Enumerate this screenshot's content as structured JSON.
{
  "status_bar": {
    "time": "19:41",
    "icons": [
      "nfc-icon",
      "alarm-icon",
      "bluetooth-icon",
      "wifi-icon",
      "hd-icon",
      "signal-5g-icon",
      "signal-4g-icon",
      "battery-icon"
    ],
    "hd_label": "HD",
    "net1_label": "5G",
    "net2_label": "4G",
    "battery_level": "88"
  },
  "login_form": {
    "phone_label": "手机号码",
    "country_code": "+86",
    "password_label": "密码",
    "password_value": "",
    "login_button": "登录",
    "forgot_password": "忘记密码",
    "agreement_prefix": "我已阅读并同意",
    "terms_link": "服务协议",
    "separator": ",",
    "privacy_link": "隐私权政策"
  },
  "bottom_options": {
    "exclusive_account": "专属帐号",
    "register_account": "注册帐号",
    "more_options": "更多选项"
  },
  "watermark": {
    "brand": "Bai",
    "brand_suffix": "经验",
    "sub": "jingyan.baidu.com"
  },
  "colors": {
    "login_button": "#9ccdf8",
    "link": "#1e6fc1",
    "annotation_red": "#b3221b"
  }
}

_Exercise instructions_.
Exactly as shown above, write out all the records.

_Solved exercise_.
Enumerate this screenshot's content as structured JSON.
{
  "status_bar": {
    "time": "19:41",
    "icons": [
      "nfc-icon",
      "alarm-icon",
      "bluetooth-icon",
      "wifi-icon",
      "hd-icon",
      "signal-5g-icon",
      "signal-4g-icon",
      "battery-icon"
    ],
    "hd_label": "HD",
    "net1_label": "5G",
    "net2_label": "4G",
    "battery_level": "88"
  },
  "login_form": {
    "phone_label": "手机号码",
    "country_code": "+86",
    "password_label": "密码",
    "password_value": "",
    "login_button": "登录",
    "forgot_password": "忘记密码",
    "agreement_prefix": "我已阅读并同意",
    "terms_link": "服务协议",
    "separator": ",",
    "privacy_link": "隐私权政策"
  },
  "bottom_options": {
    "exclusive_account": "专属帐号",
    "register_account": "注册帐号",
    "more_options": "更多选项"
  },
  "watermark": {
    "brand": "Bai",
    "brand_suffix": "经验",
    "sub": "jingyan.baidu.com"
  },
  "colors": {
    "login_button": "#9ccdf8",
    "link": "#1e6fc1",
    "annotation_red": "#b3221b"
  }
}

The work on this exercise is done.